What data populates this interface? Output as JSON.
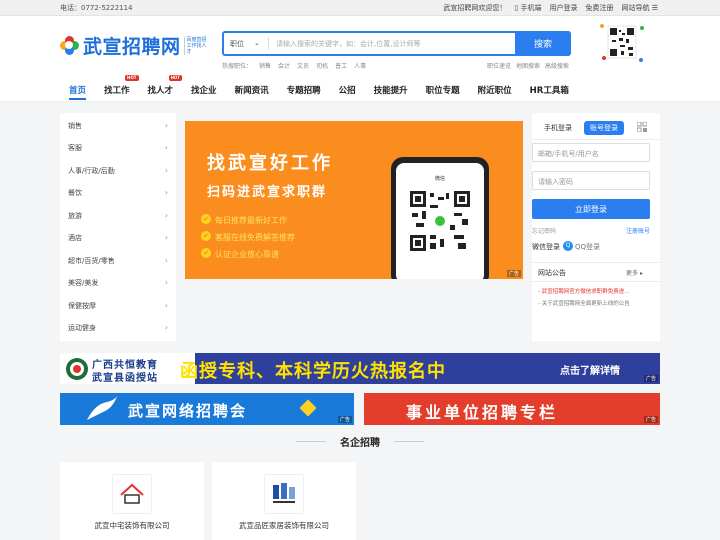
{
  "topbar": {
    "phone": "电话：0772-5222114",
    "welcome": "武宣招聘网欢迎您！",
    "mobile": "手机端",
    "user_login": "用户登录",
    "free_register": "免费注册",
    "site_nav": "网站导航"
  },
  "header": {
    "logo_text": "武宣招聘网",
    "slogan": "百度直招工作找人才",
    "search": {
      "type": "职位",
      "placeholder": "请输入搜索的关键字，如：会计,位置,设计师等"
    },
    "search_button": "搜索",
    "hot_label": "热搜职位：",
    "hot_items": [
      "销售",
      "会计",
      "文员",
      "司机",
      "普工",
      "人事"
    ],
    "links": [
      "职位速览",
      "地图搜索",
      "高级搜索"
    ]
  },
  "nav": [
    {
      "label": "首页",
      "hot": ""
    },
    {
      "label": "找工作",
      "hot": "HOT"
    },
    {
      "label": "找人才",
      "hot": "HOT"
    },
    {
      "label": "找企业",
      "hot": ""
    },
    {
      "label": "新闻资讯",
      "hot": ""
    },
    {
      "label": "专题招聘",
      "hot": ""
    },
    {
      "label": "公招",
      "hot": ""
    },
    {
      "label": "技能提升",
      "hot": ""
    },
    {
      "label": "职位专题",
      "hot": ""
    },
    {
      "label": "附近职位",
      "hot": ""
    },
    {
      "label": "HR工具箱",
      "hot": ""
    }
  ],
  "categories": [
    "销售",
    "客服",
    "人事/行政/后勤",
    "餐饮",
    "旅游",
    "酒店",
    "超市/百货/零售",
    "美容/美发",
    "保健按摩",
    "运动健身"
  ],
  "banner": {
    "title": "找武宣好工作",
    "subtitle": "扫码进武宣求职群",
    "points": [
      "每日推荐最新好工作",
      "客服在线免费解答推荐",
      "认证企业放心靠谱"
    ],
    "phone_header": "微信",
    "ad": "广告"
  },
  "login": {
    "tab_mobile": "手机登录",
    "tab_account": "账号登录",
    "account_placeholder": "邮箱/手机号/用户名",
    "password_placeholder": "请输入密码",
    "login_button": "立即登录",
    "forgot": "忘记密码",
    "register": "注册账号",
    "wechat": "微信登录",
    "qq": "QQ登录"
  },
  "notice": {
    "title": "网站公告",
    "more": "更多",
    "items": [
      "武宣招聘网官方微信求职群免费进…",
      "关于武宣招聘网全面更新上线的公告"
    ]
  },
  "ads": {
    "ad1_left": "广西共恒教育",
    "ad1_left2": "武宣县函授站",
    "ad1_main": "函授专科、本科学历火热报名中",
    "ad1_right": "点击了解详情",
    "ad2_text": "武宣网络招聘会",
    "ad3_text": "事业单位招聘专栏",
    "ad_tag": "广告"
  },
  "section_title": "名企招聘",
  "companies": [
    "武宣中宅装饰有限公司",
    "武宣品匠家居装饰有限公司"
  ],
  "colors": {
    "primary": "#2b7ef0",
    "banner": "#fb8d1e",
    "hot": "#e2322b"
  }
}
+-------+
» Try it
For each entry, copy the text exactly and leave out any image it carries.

» Response area
What data populates this interface? Output as JSON.
{
  "topbar": {
    "phone": "电话：0772-5222114",
    "welcome": "武宣招聘网欢迎您！",
    "mobile": "手机端",
    "user_login": "用户登录",
    "free_register": "免费注册",
    "site_nav": "网站导航"
  },
  "header": {
    "logo_text": "武宣招聘网",
    "slogan": "百度直招工作找人才",
    "search": {
      "type": "职位",
      "placeholder": "请输入搜索的关键字，如：会计,位置,设计师等"
    },
    "search_button": "搜索",
    "hot_label": "热搜职位：",
    "hot_items": [
      "销售",
      "会计",
      "文员",
      "司机",
      "普工",
      "人事"
    ],
    "links": [
      "职位速览",
      "地图搜索",
      "高级搜索"
    ]
  },
  "nav": [
    {
      "label": "首页",
      "hot": ""
    },
    {
      "label": "找工作",
      "hot": "HOT"
    },
    {
      "label": "找人才",
      "hot": "HOT"
    },
    {
      "label": "找企业",
      "hot": ""
    },
    {
      "label": "新闻资讯",
      "hot": ""
    },
    {
      "label": "专题招聘",
      "hot": ""
    },
    {
      "label": "公招",
      "hot": ""
    },
    {
      "label": "技能提升",
      "hot": ""
    },
    {
      "label": "职位专题",
      "hot": ""
    },
    {
      "label": "附近职位",
      "hot": ""
    },
    {
      "label": "HR工具箱",
      "hot": ""
    }
  ],
  "categories": [
    "销售",
    "客服",
    "人事/行政/后勤",
    "餐饮",
    "旅游",
    "酒店",
    "超市/百货/零售",
    "美容/美发",
    "保健按摩",
    "运动健身"
  ],
  "banner": {
    "title": "找武宣好工作",
    "subtitle": "扫码进武宣求职群",
    "points": [
      "每日推荐最新好工作",
      "客服在线免费解答推荐",
      "认证企业放心靠谱"
    ],
    "phone_header": "微信",
    "ad": "广告"
  },
  "login": {
    "tab_mobile": "手机登录",
    "tab_account": "账号登录",
    "account_placeholder": "邮箱/手机号/用户名",
    "password_placeholder": "请输入密码",
    "login_button": "立即登录",
    "forgot": "忘记密码",
    "register": "注册账号",
    "wechat": "微信登录",
    "qq": "QQ登录"
  },
  "notice": {
    "title": "网站公告",
    "more": "更多",
    "items": [
      "武宣招聘网官方微信求职群免费进…",
      "关于武宣招聘网全面更新上线的公告"
    ]
  },
  "ads": {
    "ad1_left": "广西共恒教育",
    "ad1_left2": "武宣县函授站",
    "ad1_main": "函授专科、本科学历火热报名中",
    "ad1_right": "点击了解详情",
    "ad2_text": "武宣网络招聘会",
    "ad3_text": "事业单位招聘专栏",
    "ad_tag": "广告"
  },
  "section_title": "名企招聘",
  "companies": [
    "武宣中宅装饰有限公司",
    "武宣品匠家居装饰有限公司"
  ],
  "colors": {
    "primary": "#2b7ef0",
    "banner": "#fb8d1e",
    "hot": "#e2322b"
  }
}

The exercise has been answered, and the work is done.